▶ Dataset rows for apps and sites
______

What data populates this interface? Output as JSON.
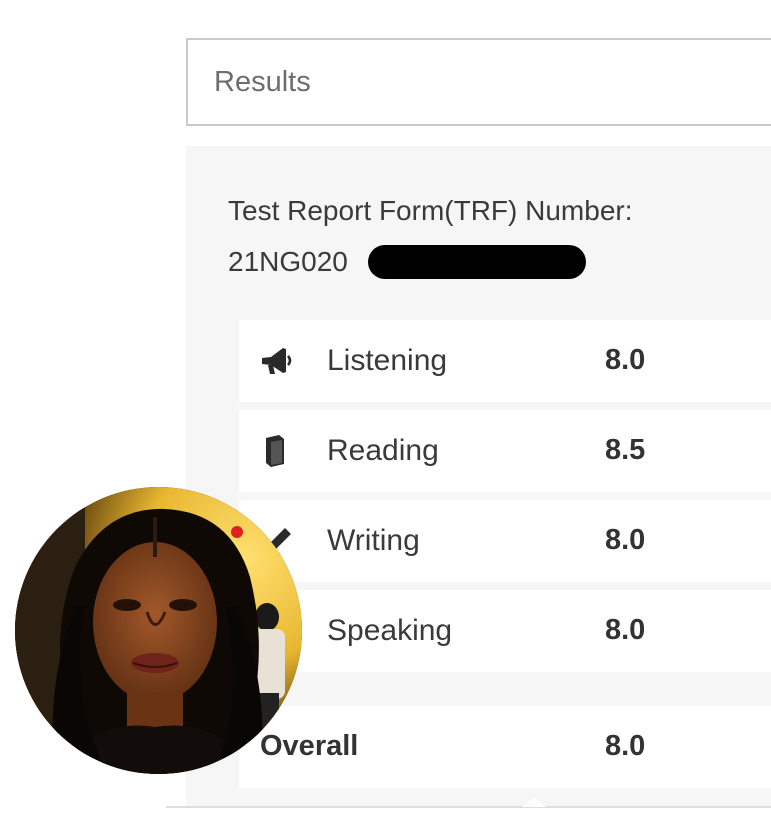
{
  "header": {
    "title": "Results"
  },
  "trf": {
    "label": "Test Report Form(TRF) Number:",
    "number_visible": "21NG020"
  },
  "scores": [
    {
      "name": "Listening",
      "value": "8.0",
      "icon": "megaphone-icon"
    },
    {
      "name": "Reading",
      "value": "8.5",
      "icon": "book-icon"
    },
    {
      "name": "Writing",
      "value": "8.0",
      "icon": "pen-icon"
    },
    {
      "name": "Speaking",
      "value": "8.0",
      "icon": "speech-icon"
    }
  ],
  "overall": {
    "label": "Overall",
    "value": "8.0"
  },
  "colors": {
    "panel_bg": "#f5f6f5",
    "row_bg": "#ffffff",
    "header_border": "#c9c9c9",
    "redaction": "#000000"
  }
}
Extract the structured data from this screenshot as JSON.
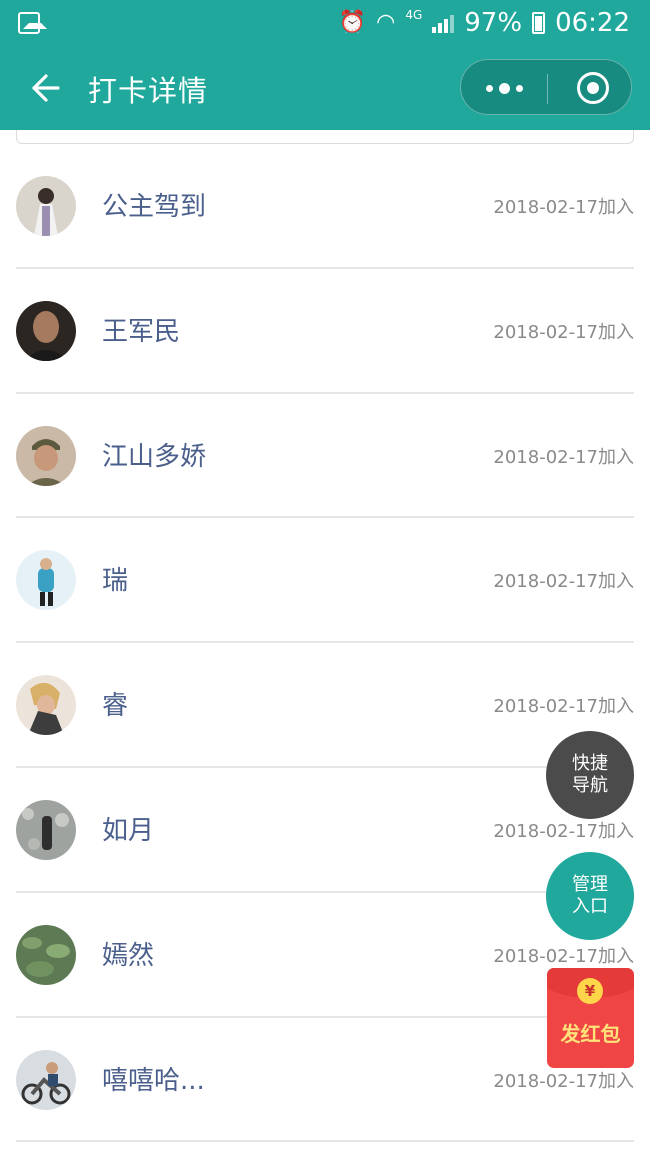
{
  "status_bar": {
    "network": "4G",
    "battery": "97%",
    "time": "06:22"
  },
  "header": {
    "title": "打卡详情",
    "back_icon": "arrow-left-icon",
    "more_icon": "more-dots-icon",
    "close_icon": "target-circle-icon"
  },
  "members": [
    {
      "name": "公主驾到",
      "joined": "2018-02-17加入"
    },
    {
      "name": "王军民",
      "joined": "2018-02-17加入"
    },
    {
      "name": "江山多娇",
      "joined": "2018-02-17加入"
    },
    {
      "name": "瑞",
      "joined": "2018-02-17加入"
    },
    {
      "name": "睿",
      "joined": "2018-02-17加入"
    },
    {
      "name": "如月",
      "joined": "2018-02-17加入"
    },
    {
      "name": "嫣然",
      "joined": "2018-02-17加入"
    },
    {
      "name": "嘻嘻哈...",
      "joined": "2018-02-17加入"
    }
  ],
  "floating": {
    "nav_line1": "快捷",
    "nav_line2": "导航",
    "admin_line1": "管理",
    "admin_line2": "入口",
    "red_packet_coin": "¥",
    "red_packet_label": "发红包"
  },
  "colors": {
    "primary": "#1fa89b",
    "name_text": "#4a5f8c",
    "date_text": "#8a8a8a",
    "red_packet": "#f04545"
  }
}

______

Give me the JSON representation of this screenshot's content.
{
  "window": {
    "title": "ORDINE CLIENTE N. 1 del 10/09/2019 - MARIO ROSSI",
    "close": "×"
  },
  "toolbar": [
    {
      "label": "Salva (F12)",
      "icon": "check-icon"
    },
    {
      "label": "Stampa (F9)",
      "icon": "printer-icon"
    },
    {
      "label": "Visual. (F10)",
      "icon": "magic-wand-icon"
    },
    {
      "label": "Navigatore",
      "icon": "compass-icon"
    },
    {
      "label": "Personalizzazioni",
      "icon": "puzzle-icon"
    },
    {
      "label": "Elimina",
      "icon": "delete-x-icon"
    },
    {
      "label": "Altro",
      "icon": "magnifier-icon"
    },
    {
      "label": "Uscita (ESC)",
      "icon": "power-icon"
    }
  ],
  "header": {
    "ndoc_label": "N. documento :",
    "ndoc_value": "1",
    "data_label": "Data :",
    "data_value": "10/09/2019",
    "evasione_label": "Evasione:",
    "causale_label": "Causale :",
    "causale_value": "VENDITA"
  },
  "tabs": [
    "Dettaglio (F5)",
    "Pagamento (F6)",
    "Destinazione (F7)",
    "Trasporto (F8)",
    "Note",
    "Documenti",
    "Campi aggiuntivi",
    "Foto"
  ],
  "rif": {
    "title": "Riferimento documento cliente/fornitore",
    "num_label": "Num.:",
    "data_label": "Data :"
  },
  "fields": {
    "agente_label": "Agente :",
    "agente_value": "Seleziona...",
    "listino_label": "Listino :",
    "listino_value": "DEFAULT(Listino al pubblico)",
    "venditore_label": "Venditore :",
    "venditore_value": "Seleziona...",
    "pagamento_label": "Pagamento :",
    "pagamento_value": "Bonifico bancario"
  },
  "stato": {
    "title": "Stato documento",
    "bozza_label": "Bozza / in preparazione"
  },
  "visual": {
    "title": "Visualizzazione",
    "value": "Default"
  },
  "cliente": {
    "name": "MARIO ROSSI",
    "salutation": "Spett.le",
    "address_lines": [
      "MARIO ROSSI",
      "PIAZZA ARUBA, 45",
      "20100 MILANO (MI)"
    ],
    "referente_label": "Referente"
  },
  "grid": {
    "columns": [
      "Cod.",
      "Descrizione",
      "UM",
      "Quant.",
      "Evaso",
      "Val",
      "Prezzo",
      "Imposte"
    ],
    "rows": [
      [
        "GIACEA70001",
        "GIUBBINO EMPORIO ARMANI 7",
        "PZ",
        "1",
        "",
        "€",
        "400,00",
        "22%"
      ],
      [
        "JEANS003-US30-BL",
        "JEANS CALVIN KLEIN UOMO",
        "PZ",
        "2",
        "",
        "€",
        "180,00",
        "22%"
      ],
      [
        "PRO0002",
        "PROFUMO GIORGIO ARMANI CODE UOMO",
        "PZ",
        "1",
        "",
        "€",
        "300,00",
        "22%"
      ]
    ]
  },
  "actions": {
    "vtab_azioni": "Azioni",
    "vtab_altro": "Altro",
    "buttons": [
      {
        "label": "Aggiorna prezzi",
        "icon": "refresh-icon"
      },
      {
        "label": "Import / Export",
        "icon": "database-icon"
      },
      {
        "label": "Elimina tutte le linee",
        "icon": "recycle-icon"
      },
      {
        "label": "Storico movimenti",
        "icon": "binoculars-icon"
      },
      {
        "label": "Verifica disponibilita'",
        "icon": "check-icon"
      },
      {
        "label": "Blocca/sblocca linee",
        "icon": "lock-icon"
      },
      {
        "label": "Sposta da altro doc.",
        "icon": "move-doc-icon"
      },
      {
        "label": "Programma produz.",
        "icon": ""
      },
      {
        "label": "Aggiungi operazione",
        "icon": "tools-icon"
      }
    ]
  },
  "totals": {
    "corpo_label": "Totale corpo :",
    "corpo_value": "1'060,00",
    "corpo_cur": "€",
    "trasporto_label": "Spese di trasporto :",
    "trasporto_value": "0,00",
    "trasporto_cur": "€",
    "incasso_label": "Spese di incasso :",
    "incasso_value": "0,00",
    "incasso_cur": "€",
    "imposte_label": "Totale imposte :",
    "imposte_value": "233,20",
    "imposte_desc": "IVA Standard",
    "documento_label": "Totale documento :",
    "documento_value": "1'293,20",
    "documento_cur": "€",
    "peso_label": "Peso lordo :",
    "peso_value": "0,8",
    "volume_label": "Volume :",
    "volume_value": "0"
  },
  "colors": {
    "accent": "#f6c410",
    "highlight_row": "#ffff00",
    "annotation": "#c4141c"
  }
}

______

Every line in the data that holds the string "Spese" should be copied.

▶ Answer to this exercise
    "trasporto_label": "Spese di trasporto :",
    "incasso_label": "Spese di incasso :",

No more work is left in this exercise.